The Oceans Seven Challenge

abhejali-nc-swim-grat.jpgHaving swum 6 of the toughest Channels in the world: the English Channel (2011), Strait of Gibraltar (Europe to Africa, 2013), Catalina Channel (USA, 2015), Tsugaru Strait (Japan, 2016) and the Kai'wi Channel (Molokai to Oahu, Hawaii, 2017), only the Cook Strait in New Zealand is missing for Abhejali to complete her Oceans Seven, the marathon swimming equivalent of the Seven Summits mountaineering challenge, which only 7 people (3 women) in the world have achieved so far.

Abhejali has been practicing meditation and a vegetarian lifestyle since 1995, and she clearly feels that wholesome plant-based nutrition and the inner peace, poise and focus gained by her regular meditation practice are helping in her athletic endurance challenges in many ways. She also is a multiple Czech running champion for 100k and 24 hours and completed a six-day race in New York with 616 km.  In March 2017 she organised the first 6 hour indoor swim race in the Czech Republic, which was quickly fully booked out. In her free time she also runs in and organizes the Sri Chinmoy Oneness-Home Peace Run, the longest relay run for Peace and Friendship in the world.

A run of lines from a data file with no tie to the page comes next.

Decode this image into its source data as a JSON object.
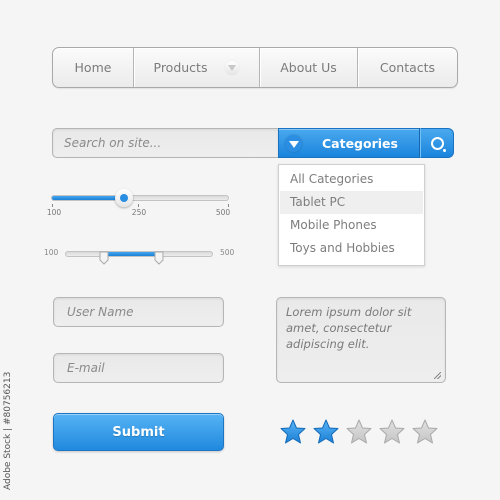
{
  "nav": {
    "items": [
      {
        "label": "Home"
      },
      {
        "label": "Products",
        "has_dropdown": true
      },
      {
        "label": "About Us"
      },
      {
        "label": "Contacts"
      }
    ]
  },
  "search": {
    "placeholder": "Search on site...",
    "categories_label": "Categories",
    "search_icon": "search-icon",
    "dropdown": {
      "items": [
        "All Categories",
        "Tablet PC",
        "Mobile Phones",
        "Toys and Hobbies"
      ],
      "highlighted_index": 1
    }
  },
  "slider_single": {
    "min": 100,
    "max": 500,
    "value": 250,
    "tick_labels": [
      "100",
      "250",
      "500"
    ]
  },
  "slider_range": {
    "min": 100,
    "max": 500,
    "min_label": "100",
    "max_label": "500",
    "low_fraction": 0.26,
    "high_fraction": 0.63
  },
  "form": {
    "username_placeholder": "User Name",
    "email_placeholder": "E-mail",
    "textarea_text": "Lorem ipsum dolor sit amet, consectetur adipiscing elit.",
    "submit_label": "Submit"
  },
  "rating": {
    "value": 2,
    "max": 5,
    "active_color": "#2a8ee2",
    "inactive_color": "#cfcfcf"
  },
  "colors": {
    "accent": "#2a8ee2",
    "background": "#f5f5f5"
  },
  "watermark": "Adobe Stock | #80756213"
}
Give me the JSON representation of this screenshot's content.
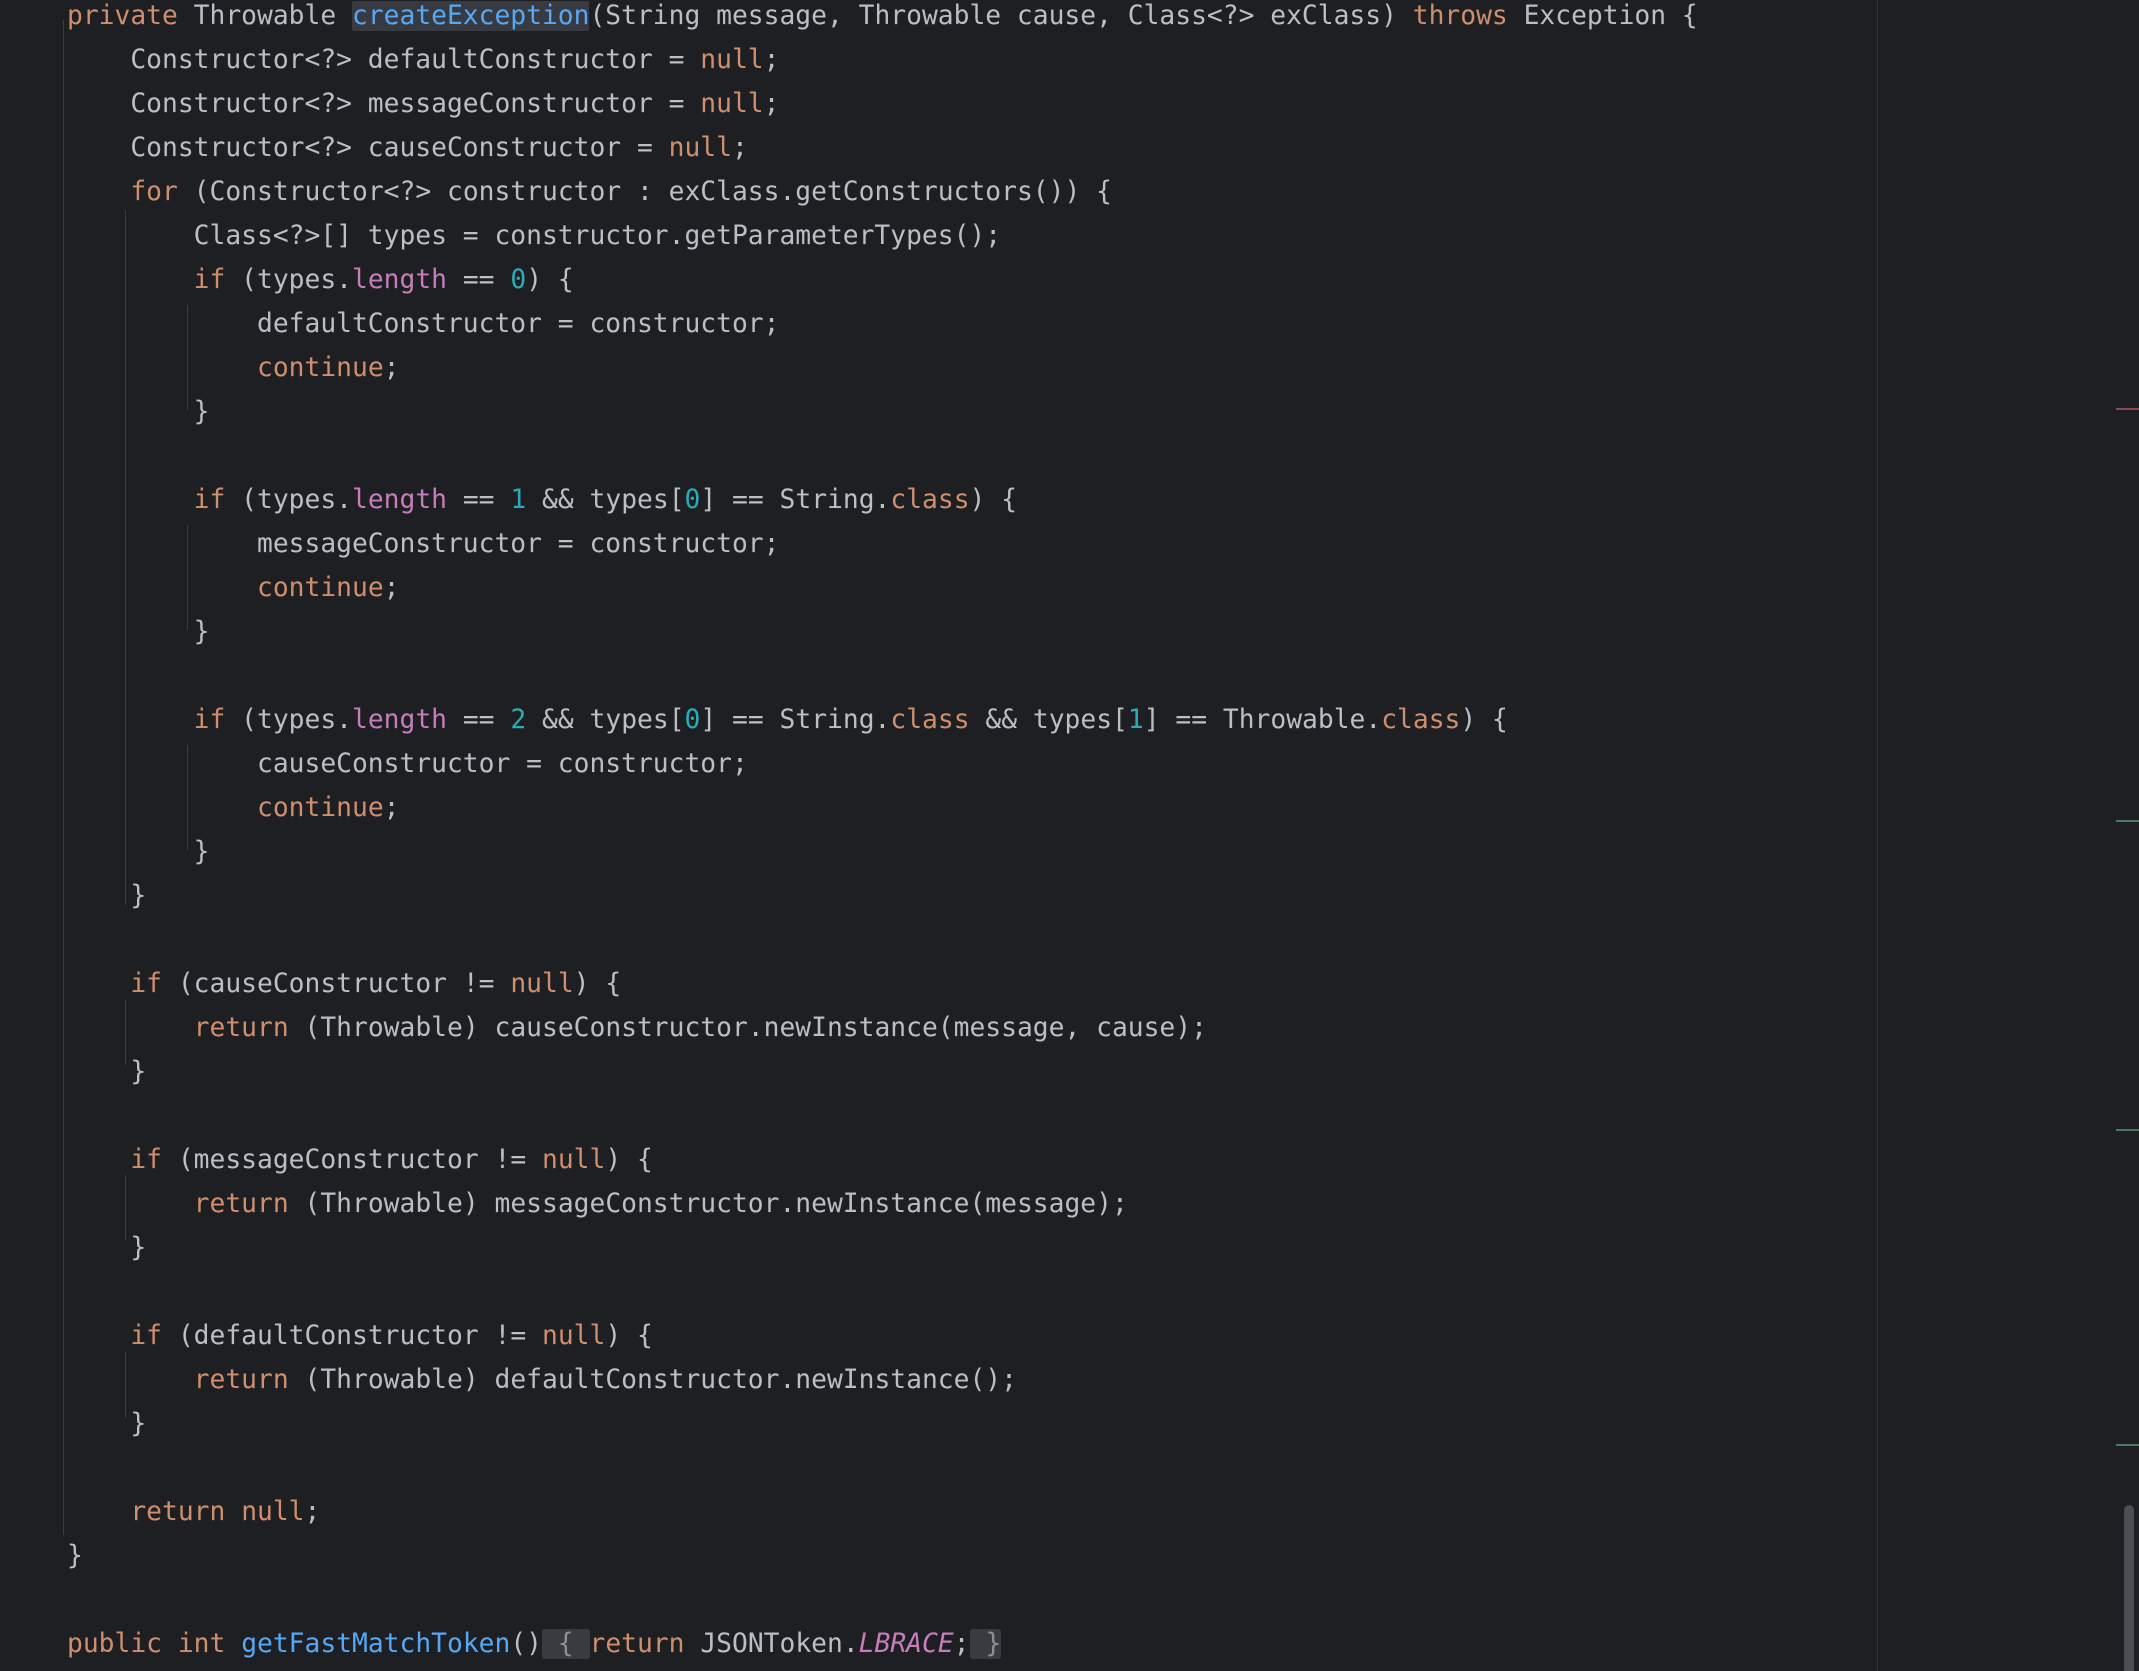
{
  "editor": {
    "language": "java",
    "highlighted_symbol": "createException",
    "lines": [
      [
        [
          "kw",
          "private"
        ],
        [
          "def",
          " Throwable "
        ],
        [
          "fn-hl",
          "createException"
        ],
        [
          "def",
          "(String message, Throwable cause, Class<?> exClass) "
        ],
        [
          "kw",
          "throws"
        ],
        [
          "def",
          " Exception {"
        ]
      ],
      [
        [
          "def",
          "    Constructor<?> defaultConstructor = "
        ],
        [
          "kw",
          "null"
        ],
        [
          "def",
          ";"
        ]
      ],
      [
        [
          "def",
          "    Constructor<?> messageConstructor = "
        ],
        [
          "kw",
          "null"
        ],
        [
          "def",
          ";"
        ]
      ],
      [
        [
          "def",
          "    Constructor<?> causeConstructor = "
        ],
        [
          "kw",
          "null"
        ],
        [
          "def",
          ";"
        ]
      ],
      [
        [
          "def",
          "    "
        ],
        [
          "kw",
          "for"
        ],
        [
          "def",
          " (Constructor<?> constructor : exClass.getConstructors()) {"
        ]
      ],
      [
        [
          "def",
          "        Class<?>[] types = constructor.getParameterTypes();"
        ]
      ],
      [
        [
          "def",
          "        "
        ],
        [
          "kw",
          "if"
        ],
        [
          "def",
          " (types."
        ],
        [
          "field",
          "length"
        ],
        [
          "def",
          " == "
        ],
        [
          "num",
          "0"
        ],
        [
          "def",
          ") {"
        ]
      ],
      [
        [
          "def",
          "            defaultConstructor = constructor;"
        ]
      ],
      [
        [
          "def",
          "            "
        ],
        [
          "kw",
          "continue"
        ],
        [
          "def",
          ";"
        ]
      ],
      [
        [
          "def",
          "        }"
        ]
      ],
      [],
      [
        [
          "def",
          "        "
        ],
        [
          "kw",
          "if"
        ],
        [
          "def",
          " (types."
        ],
        [
          "field",
          "length"
        ],
        [
          "def",
          " == "
        ],
        [
          "num",
          "1"
        ],
        [
          "def",
          " && types["
        ],
        [
          "num",
          "0"
        ],
        [
          "def",
          "] == String."
        ],
        [
          "kw",
          "class"
        ],
        [
          "def",
          ") {"
        ]
      ],
      [
        [
          "def",
          "            messageConstructor = constructor;"
        ]
      ],
      [
        [
          "def",
          "            "
        ],
        [
          "kw",
          "continue"
        ],
        [
          "def",
          ";"
        ]
      ],
      [
        [
          "def",
          "        }"
        ]
      ],
      [],
      [
        [
          "def",
          "        "
        ],
        [
          "kw",
          "if"
        ],
        [
          "def",
          " (types."
        ],
        [
          "field",
          "length"
        ],
        [
          "def",
          " == "
        ],
        [
          "num",
          "2"
        ],
        [
          "def",
          " && types["
        ],
        [
          "num",
          "0"
        ],
        [
          "def",
          "] == String."
        ],
        [
          "kw",
          "class"
        ],
        [
          "def",
          " && types["
        ],
        [
          "num",
          "1"
        ],
        [
          "def",
          "] == Throwable."
        ],
        [
          "kw",
          "class"
        ],
        [
          "def",
          ") {"
        ]
      ],
      [
        [
          "def",
          "            causeConstructor = constructor;"
        ]
      ],
      [
        [
          "def",
          "            "
        ],
        [
          "kw",
          "continue"
        ],
        [
          "def",
          ";"
        ]
      ],
      [
        [
          "def",
          "        }"
        ]
      ],
      [
        [
          "def",
          "    }"
        ]
      ],
      [],
      [
        [
          "def",
          "    "
        ],
        [
          "kw",
          "if"
        ],
        [
          "def",
          " (causeConstructor != "
        ],
        [
          "kw",
          "null"
        ],
        [
          "def",
          ") {"
        ]
      ],
      [
        [
          "def",
          "        "
        ],
        [
          "kw",
          "return"
        ],
        [
          "def",
          " (Throwable) causeConstructor.newInstance(message, cause);"
        ]
      ],
      [
        [
          "def",
          "    }"
        ]
      ],
      [],
      [
        [
          "def",
          "    "
        ],
        [
          "kw",
          "if"
        ],
        [
          "def",
          " (messageConstructor != "
        ],
        [
          "kw",
          "null"
        ],
        [
          "def",
          ") {"
        ]
      ],
      [
        [
          "def",
          "        "
        ],
        [
          "kw",
          "return"
        ],
        [
          "def",
          " (Throwable) messageConstructor.newInstance(message);"
        ]
      ],
      [
        [
          "def",
          "    }"
        ]
      ],
      [],
      [
        [
          "def",
          "    "
        ],
        [
          "kw",
          "if"
        ],
        [
          "def",
          " (defaultConstructor != "
        ],
        [
          "kw",
          "null"
        ],
        [
          "def",
          ") {"
        ]
      ],
      [
        [
          "def",
          "        "
        ],
        [
          "kw",
          "return"
        ],
        [
          "def",
          " (Throwable) defaultConstructor.newInstance();"
        ]
      ],
      [
        [
          "def",
          "    }"
        ]
      ],
      [],
      [
        [
          "def",
          "    "
        ],
        [
          "kw",
          "return"
        ],
        [
          "def",
          " "
        ],
        [
          "kw",
          "null"
        ],
        [
          "def",
          ";"
        ]
      ],
      [
        [
          "def",
          "}"
        ]
      ],
      [],
      [
        [
          "kw",
          "public"
        ],
        [
          "def",
          " "
        ],
        [
          "kw",
          "int"
        ],
        [
          "def",
          " "
        ],
        [
          "fn",
          "getFastMatchToken"
        ],
        [
          "def",
          "()"
        ],
        [
          "fold",
          " { "
        ],
        [
          "kw",
          "return"
        ],
        [
          "def",
          " JSONToken."
        ],
        [
          "static",
          "LBRACE"
        ],
        [
          "def",
          ";"
        ],
        [
          "fold",
          " }"
        ]
      ]
    ]
  },
  "colors": {
    "background": "#1e1f22",
    "keyword": "#cf8e6d",
    "function": "#56a8f5",
    "number": "#2aacb8",
    "field": "#c77dbb",
    "text": "#bcbec4",
    "stripe_red": "#8a4a55",
    "stripe_green": "#4a7a5e"
  }
}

Through her channel swims Abhejali tries to connect places and people and inspire others to overcome their own perceived limitations.

For more information or to interview Abhejali, please contact: [email protected]

And here a very inspiring video about Abhejali's North Channel swim: